An exact restatement of every record is required.

#### DATA RECORDS ####

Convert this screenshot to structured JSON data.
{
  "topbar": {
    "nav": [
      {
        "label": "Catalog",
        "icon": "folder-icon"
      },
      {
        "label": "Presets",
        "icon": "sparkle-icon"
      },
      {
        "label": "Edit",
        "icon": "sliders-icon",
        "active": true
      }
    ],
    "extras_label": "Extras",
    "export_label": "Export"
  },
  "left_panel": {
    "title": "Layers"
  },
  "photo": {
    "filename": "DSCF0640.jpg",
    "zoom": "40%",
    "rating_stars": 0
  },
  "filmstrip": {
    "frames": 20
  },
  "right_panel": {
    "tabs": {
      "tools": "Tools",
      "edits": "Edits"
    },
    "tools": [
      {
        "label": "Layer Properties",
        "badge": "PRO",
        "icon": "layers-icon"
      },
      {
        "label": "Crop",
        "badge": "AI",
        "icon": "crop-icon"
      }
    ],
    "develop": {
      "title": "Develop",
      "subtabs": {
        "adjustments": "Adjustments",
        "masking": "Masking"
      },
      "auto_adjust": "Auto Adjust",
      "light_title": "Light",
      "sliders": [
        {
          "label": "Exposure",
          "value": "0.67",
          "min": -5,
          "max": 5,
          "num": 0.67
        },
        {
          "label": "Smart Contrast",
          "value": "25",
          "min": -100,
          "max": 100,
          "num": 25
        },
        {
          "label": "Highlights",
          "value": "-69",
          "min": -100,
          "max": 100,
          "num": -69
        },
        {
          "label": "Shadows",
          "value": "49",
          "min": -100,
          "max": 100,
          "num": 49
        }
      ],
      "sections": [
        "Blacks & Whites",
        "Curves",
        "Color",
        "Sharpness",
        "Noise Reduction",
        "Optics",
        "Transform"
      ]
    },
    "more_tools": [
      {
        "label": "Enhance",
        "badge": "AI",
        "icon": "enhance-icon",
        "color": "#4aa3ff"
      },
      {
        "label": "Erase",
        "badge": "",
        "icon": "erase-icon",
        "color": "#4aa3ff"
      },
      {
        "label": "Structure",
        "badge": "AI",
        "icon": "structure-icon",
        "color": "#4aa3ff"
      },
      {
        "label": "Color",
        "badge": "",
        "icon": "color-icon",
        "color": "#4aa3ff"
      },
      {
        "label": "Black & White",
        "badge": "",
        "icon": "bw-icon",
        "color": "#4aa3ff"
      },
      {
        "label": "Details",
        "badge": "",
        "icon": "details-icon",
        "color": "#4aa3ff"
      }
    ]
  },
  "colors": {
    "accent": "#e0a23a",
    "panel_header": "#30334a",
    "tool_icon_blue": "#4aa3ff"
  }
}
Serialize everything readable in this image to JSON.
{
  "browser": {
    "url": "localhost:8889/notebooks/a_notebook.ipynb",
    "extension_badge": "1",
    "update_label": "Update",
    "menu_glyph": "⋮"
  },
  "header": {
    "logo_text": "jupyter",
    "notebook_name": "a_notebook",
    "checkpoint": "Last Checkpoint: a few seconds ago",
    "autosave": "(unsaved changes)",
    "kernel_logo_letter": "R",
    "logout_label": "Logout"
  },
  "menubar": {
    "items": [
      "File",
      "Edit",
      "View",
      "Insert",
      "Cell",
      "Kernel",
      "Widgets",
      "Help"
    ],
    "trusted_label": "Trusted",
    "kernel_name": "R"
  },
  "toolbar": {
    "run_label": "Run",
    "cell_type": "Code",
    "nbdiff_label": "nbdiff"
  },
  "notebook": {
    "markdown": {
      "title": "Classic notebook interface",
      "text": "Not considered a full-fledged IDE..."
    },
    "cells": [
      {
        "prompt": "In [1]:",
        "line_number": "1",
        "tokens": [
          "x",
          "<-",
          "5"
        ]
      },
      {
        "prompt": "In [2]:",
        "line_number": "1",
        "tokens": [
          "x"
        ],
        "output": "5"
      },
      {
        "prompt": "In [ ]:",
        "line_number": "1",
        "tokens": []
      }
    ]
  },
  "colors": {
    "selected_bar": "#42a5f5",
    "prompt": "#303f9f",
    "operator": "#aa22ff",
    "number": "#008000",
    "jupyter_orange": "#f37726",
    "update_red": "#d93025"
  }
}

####

## [RESULT OF THIS TASK]
Convert this screenshot to structured JSON data.
{
  "topbar": {
    "nav": [
      {
        "label": "Catalog",
        "icon": "folder-icon"
      },
      {
        "label": "Presets",
        "icon": "sparkle-icon"
      },
      {
        "label": "Edit",
        "icon": "sliders-icon",
        "active": true
      }
    ],
    "extras_label": "Extras",
    "export_label": "Export"
  },
  "left_panel": {
    "title": "Layers"
  },
  "photo": {
    "filename": "DSCF0640.jpg",
    "zoom": "40%",
    "rating_stars": 0
  },
  "filmstrip": {
    "frames": 20
  },
  "right_panel": {
    "tabs": {
      "tools": "Tools",
      "edits": "Edits"
    },
    "tools": [
      {
        "label": "Layer Properties",
        "badge": "PRO",
        "icon": "layers-icon"
      },
      {
        "label": "Crop",
        "badge": "AI",
        "icon": "crop-icon"
      }
    ],
    "develop": {
      "title": "Develop",
      "subtabs": {
        "adjustments": "Adjustments",
        "masking": "Masking"
      },
      "auto_adjust": "Auto Adjust",
      "light_title": "Light",
      "sliders": [
        {
          "label": "Exposure",
          "value": "0.67",
          "min": -5,
          "max": 5,
          "num": 0.67
        },
        {
          "label": "Smart Contrast",
          "value": "25",
          "min": -100,
          "max": 100,
          "num": 25
        },
        {
          "label": "Highlights",
          "value": "-69",
          "min": -100,
          "max": 100,
          "num": -69
        },
        {
          "label": "Shadows",
          "value": "49",
          "min": -100,
          "max": 100,
          "num": 49
        }
      ],
      "sections": [
        "Blacks & Whites",
        "Curves",
        "Color",
        "Sharpness",
        "Noise Reduction",
        "Optics",
        "Transform"
      ]
    },
    "more_tools": [
      {
        "label": "Enhance",
        "badge": "AI",
        "icon": "enhance-icon",
        "color": "#4aa3ff"
      },
      {
        "label": "Erase",
        "badge": "",
        "icon": "erase-icon",
        "color": "#4aa3ff"
      },
      {
        "label": "Structure",
        "badge": "AI",
        "icon": "structure-icon",
        "color": "#4aa3ff"
      },
      {
        "label": "Color",
        "badge": "",
        "icon": "color-icon",
        "color": "#4aa3ff"
      },
      {
        "label": "Black & White",
        "badge": "",
        "icon": "bw-icon",
        "color": "#4aa3ff"
      },
      {
        "label": "Details",
        "badge": "",
        "icon": "details-icon",
        "color": "#4aa3ff"
      }
    ]
  },
  "colors": {
    "accent": "#e0a23a",
    "panel_header": "#30334a",
    "tool_icon_blue": "#4aa3ff"
  }
}
Serialize everything readable in this image to JSON.
{
  "browser": {
    "url": "localhost:8889/notebooks/a_notebook.ipynb",
    "extension_badge": "1",
    "update_label": "Update",
    "menu_glyph": "⋮"
  },
  "header": {
    "logo_text": "jupyter",
    "notebook_name": "a_notebook",
    "checkpoint": "Last Checkpoint: a few seconds ago",
    "autosave": "(unsaved changes)",
    "kernel_logo_letter": "R",
    "logout_label": "Logout"
  },
  "menubar": {
    "items": [
      "File",
      "Edit",
      "View",
      "Insert",
      "Cell",
      "Kernel",
      "Widgets",
      "Help"
    ],
    "trusted_label": "Trusted",
    "kernel_name": "R"
  },
  "toolbar": {
    "run_label": "Run",
    "cell_type": "Code",
    "nbdiff_label": "nbdiff"
  },
  "notebook": {
    "markdown": {
      "title": "Classic notebook interface",
      "text": "Not considered a full-fledged IDE..."
    },
    "cells": [
      {
        "prompt": "In [1]:",
        "line_number": "1",
        "tokens": [
          "x",
          "<-",
          "5"
        ]
      },
      {
        "prompt": "In [2]:",
        "line_number": "1",
        "tokens": [
          "x"
        ],
        "output": "5"
      },
      {
        "prompt": "In [ ]:",
        "line_number": "1",
        "tokens": []
      }
    ]
  },
  "colors": {
    "selected_bar": "#42a5f5",
    "prompt": "#303f9f",
    "operator": "#aa22ff",
    "number": "#008000",
    "jupyter_orange": "#f37726",
    "update_red": "#d93025"
  }
}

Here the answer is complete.